══ Entries provided
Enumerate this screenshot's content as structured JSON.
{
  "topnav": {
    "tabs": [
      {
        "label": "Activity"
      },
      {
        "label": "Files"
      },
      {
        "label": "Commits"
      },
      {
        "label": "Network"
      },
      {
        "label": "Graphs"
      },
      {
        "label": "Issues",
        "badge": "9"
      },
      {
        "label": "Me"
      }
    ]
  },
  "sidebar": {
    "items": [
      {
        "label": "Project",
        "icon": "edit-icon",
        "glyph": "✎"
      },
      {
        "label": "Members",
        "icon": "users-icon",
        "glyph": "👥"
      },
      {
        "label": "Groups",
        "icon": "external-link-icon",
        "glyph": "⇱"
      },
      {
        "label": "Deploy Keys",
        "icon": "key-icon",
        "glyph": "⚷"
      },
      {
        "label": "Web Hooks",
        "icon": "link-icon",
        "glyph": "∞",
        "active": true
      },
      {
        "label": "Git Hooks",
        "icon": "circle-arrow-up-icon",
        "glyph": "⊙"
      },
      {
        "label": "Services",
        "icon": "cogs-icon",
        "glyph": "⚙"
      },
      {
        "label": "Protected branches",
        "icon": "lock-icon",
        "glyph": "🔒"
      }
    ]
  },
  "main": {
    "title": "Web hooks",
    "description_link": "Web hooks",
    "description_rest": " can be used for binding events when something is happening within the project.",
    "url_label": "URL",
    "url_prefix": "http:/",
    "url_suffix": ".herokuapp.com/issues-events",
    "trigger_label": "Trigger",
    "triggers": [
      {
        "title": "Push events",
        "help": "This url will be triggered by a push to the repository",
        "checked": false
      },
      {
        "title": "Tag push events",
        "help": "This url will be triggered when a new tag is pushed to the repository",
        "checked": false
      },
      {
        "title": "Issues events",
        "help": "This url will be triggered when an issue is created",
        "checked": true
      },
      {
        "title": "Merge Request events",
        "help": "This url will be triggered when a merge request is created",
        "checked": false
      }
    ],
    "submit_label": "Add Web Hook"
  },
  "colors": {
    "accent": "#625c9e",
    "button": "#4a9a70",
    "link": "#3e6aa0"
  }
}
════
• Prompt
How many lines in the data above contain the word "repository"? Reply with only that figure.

• Solved problem
2